Google Maps tells users if a business is open, closed, or if it’s opening or closing soon.
Keeping your business hours updated allows your potential customers to know your status.
Because there’s nothing worse than showing up to a business that’s closed when they’re info said they were open. This can also help to minimize any negative reviews by providing a good customer experience.
#4 Build local links
Links are still one of the largest ranking factors in Google’s algorithm (both in organic ranking and in Google Maps).
In fact, link signals are the second highest Google Maps ranking factor at 17%
One of the best ways to start building local links is to utilize your local relationships around town. Think about other businesses that you work closely with, organizations that you support, or even companies that might qualify as a “shoulder niche”.
For the highest success rate, start with businesses that you already have a relationship with or know well.
You could offer to write or record a testimonial in exchange for a link, or perhaps you could co-create a piece of content that benefits both of your audiences.
#5 Use local keywords on your website
Make sure the important pages of your website are optimized for location-based searches.

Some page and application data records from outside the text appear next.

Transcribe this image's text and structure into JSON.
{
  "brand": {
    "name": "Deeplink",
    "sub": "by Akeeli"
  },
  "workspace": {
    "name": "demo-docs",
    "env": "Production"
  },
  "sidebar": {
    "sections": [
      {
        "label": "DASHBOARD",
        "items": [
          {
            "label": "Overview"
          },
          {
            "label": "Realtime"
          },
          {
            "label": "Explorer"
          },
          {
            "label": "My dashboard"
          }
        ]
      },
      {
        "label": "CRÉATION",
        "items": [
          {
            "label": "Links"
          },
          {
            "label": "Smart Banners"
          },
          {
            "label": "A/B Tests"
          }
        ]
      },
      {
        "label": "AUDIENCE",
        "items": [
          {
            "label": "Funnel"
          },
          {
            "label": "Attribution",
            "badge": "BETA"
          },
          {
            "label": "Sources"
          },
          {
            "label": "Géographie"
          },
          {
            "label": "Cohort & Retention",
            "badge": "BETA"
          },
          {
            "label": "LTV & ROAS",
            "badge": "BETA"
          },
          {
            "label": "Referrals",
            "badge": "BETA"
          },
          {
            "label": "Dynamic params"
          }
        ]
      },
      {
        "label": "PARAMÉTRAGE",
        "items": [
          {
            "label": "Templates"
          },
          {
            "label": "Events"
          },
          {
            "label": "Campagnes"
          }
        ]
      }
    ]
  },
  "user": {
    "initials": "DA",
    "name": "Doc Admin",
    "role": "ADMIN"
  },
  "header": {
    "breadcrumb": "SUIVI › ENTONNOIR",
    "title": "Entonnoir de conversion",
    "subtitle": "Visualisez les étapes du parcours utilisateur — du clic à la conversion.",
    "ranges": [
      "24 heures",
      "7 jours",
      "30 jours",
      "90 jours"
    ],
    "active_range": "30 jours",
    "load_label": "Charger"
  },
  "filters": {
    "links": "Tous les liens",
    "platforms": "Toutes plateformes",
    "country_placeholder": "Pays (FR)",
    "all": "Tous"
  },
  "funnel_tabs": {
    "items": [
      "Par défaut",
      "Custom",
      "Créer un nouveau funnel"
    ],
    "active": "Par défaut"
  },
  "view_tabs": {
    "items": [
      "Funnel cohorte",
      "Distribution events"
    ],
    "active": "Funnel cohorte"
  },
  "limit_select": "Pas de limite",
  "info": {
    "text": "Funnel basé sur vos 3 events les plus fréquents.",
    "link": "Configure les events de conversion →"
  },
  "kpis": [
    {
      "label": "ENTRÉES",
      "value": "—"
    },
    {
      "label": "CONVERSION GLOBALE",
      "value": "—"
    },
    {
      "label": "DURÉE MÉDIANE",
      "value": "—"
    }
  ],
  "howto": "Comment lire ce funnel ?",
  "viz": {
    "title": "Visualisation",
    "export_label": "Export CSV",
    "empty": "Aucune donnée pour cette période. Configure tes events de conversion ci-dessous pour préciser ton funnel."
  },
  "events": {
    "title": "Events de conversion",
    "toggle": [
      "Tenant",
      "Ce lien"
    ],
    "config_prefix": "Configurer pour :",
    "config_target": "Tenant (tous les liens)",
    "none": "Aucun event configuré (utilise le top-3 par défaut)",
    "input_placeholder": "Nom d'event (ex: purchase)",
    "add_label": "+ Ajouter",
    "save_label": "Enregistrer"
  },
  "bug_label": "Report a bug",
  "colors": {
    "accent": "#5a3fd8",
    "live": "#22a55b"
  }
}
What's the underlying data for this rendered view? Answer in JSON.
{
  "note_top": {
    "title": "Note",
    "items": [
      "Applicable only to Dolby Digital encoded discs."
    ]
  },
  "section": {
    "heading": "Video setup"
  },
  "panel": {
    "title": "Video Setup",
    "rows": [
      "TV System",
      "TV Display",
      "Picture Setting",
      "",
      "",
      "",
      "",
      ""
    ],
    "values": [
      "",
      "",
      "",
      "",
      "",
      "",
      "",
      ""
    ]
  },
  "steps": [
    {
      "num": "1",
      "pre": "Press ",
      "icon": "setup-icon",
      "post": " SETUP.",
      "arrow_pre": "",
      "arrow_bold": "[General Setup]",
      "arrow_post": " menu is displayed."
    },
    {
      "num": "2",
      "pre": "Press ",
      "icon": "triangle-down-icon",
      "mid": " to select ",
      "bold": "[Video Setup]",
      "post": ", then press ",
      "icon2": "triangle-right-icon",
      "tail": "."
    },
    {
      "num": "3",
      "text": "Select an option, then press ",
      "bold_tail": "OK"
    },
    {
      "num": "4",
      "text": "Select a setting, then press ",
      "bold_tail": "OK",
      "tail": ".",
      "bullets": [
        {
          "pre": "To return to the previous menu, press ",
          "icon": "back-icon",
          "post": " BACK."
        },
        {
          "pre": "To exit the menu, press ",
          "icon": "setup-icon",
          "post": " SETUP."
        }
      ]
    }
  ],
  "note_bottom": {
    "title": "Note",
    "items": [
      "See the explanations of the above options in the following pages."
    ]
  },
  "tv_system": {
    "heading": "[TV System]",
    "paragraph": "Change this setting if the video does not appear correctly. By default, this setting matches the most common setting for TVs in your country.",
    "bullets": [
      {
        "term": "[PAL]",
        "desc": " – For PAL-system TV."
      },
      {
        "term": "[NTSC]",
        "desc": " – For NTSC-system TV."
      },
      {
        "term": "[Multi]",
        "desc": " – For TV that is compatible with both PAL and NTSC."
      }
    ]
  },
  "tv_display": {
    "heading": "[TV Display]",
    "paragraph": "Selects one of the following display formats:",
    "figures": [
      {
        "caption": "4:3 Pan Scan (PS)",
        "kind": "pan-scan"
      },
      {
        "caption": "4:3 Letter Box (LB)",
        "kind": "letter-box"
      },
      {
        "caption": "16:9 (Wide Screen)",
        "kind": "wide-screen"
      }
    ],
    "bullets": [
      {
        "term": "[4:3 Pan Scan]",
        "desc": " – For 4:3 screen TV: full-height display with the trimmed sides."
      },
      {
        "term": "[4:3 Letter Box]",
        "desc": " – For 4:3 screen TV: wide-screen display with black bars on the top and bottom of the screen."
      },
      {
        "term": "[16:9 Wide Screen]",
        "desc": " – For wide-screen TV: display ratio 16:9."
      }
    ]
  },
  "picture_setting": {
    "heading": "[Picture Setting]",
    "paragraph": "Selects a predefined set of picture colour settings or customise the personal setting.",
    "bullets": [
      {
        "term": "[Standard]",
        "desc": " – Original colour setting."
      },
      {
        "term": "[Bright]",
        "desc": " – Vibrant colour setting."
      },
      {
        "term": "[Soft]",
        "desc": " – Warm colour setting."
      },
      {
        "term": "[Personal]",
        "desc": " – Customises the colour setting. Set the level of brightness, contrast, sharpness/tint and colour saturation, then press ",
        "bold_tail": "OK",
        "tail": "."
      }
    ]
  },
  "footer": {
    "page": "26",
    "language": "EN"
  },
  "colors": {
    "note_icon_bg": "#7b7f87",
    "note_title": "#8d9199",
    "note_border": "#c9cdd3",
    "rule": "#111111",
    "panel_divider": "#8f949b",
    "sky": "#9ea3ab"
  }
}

This means placing geographically modified keywords into your titles, headers, body, image tags, and URLs.
For example, if you offer HVAC services you would want to use the “Air Condition Repair in [city]” as one of your headers.
#6 Make sure your website is responsive
Google ranks its results in an effort to provide the best possible experience for its users.
Since the majority of Maps and local searches are performed on a mobile device, having a responsive website needs to be a priority.
A responsive website functions consistently across any device or screen size.
If your Google Maps listing links to a website that requires pinching and zooming, has broken links, or is slow to load, your ranking will suffer.
If you’re not sure if your website is mobile-friendly, you can check with Google’s free mobile-friendly test tool.
#7 Get (more) Google reviews
Reviews continue to be one of the most important components for ranking in Google Maps, but the benefit of building more reviews is not purely for the purpose of local SEO.
Reviews offer a much better customer experience. They help to build up social proof, manage customer expectations, and they can sell your product or service before you even get in touch with your customer.
In fact, research by BrightLocal showed that 82% of consumers read online reviews for local businesses, with 52% of 18-54-year-olds saying they ‘always’ read reviews.
Pro Tip: Don’t ask for a review too early.
Too many businesses ask for a review for a product or service before their customer has had the opportunity to fully experience it (and actually benefit from it).
Only after they have had the chance to solve their problem with your product or service should you ask for a review.
Here’s The Next Step…
Now I want to turn it over to you:
Which of the 7 tips from today’s post are you going to work on first?
Are you going to update your website so it’s mobile responsive?
Or maybe complete your Google My Business profile.
Either way, let me know by leaving a comment below right now.